What the task requires:
The full listing should be duplicated word for word.

The data:
********

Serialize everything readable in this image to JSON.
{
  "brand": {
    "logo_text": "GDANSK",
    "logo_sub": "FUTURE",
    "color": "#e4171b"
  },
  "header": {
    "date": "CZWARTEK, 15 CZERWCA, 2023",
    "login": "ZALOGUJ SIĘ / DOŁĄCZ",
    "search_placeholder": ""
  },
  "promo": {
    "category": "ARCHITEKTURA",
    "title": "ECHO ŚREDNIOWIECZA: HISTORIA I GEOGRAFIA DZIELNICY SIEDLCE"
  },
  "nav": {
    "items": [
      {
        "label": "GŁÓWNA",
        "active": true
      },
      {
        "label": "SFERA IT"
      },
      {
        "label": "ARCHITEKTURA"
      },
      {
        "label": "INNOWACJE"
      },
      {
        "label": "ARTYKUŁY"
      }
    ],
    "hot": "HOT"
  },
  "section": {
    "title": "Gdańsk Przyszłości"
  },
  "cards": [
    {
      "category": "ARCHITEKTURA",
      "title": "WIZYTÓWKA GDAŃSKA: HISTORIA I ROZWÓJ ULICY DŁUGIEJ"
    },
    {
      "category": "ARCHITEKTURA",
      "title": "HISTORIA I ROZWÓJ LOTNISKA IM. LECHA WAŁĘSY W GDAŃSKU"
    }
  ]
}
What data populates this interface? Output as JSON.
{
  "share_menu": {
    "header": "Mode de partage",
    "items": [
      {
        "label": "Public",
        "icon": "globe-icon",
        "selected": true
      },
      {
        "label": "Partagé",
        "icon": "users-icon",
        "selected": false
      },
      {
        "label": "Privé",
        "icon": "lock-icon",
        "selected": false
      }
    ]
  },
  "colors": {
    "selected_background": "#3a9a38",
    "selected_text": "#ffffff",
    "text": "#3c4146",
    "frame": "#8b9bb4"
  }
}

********

Result of this exercise:
Serialize everything readable in this image to JSON.
{
  "brand": {
    "logo_text": "GDANSK",
    "logo_sub": "FUTURE",
    "color": "#e4171b"
  },
  "header": {
    "date": "CZWARTEK, 15 CZERWCA, 2023",
    "login": "ZALOGUJ SIĘ / DOŁĄCZ",
    "search_placeholder": ""
  },
  "promo": {
    "category": "ARCHITEKTURA",
    "title": "ECHO ŚREDNIOWIECZA: HISTORIA I GEOGRAFIA DZIELNICY SIEDLCE"
  },
  "nav": {
    "items": [
      {
        "label": "GŁÓWNA",
        "active": true
      },
      {
        "label": "SFERA IT"
      },
      {
        "label": "ARCHITEKTURA"
      },
      {
        "label": "INNOWACJE"
      },
      {
        "label": "ARTYKUŁY"
      }
    ],
    "hot": "HOT"
  },
  "section": {
    "title": "Gdańsk Przyszłości"
  },
  "cards": [
    {
      "category": "ARCHITEKTURA",
      "title": "WIZYTÓWKA GDAŃSKA: HISTORIA I ROZWÓJ ULICY DŁUGIEJ"
    },
    {
      "category": "ARCHITEKTURA",
      "title": "HISTORIA I ROZWÓJ LOTNISKA IM. LECHA WAŁĘSY W GDAŃSKU"
    }
  ]
}
What data populates this interface? Output as JSON.
{
  "share_menu": {
    "header": "Mode de partage",
    "items": [
      {
        "label": "Public",
        "icon": "globe-icon",
        "selected": true
      },
      {
        "label": "Partagé",
        "icon": "users-icon",
        "selected": false
      },
      {
        "label": "Privé",
        "icon": "lock-icon",
        "selected": false
      }
    ]
  },
  "colors": {
    "selected_background": "#3a9a38",
    "selected_text": "#ffffff",
    "text": "#3c4146",
    "frame": "#8b9bb4"
  }
}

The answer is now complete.